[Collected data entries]
- Opening Delimiter -

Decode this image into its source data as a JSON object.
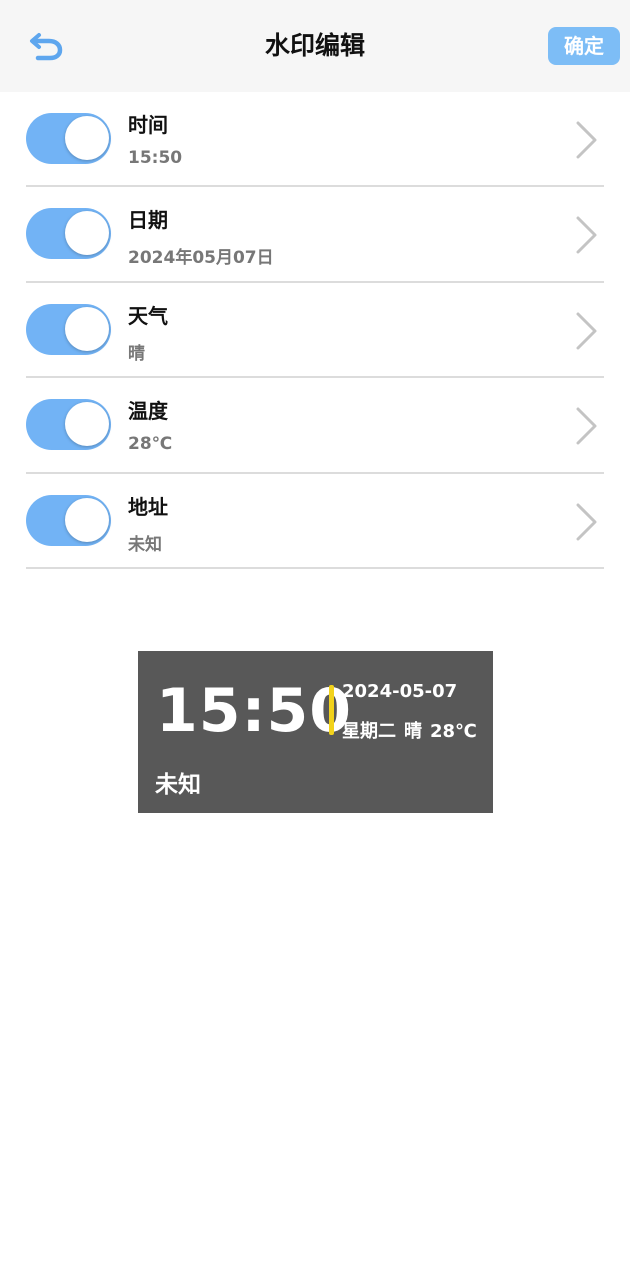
{
  "header": {
    "title": "水印编辑",
    "confirm_label": "确定",
    "back_icon": "back-arrow-icon",
    "accent_color": "#7dbdf6"
  },
  "settings": {
    "items": [
      {
        "label": "时间",
        "value": "15:50",
        "enabled": true
      },
      {
        "label": "日期",
        "value": "2024年05月07日",
        "enabled": true
      },
      {
        "label": "天气",
        "value": "晴",
        "enabled": true
      },
      {
        "label": "温度",
        "value": "28℃",
        "enabled": true
      },
      {
        "label": "地址",
        "value": "未知",
        "enabled": true
      }
    ],
    "toggle_color": "#72b3f5",
    "chevron_icon": "chevron-right-icon"
  },
  "watermark": {
    "time": "15:50",
    "date": "2024-05-07",
    "weekday": "星期二",
    "weather": "晴",
    "temperature": "28℃",
    "address": "未知",
    "accent_color": "#f2d21b"
  }
}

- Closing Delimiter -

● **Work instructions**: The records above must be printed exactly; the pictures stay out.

● **Finished task**:
Decode this image into its source data as a JSON object.
{
  "header": {
    "title": "水印编辑",
    "confirm_label": "确定",
    "back_icon": "back-arrow-icon",
    "accent_color": "#7dbdf6"
  },
  "settings": {
    "items": [
      {
        "label": "时间",
        "value": "15:50",
        "enabled": true
      },
      {
        "label": "日期",
        "value": "2024年05月07日",
        "enabled": true
      },
      {
        "label": "天气",
        "value": "晴",
        "enabled": true
      },
      {
        "label": "温度",
        "value": "28℃",
        "enabled": true
      },
      {
        "label": "地址",
        "value": "未知",
        "enabled": true
      }
    ],
    "toggle_color": "#72b3f5",
    "chevron_icon": "chevron-right-icon"
  },
  "watermark": {
    "time": "15:50",
    "date": "2024-05-07",
    "weekday": "星期二",
    "weather": "晴",
    "temperature": "28℃",
    "address": "未知",
    "accent_color": "#f2d21b"
  }
}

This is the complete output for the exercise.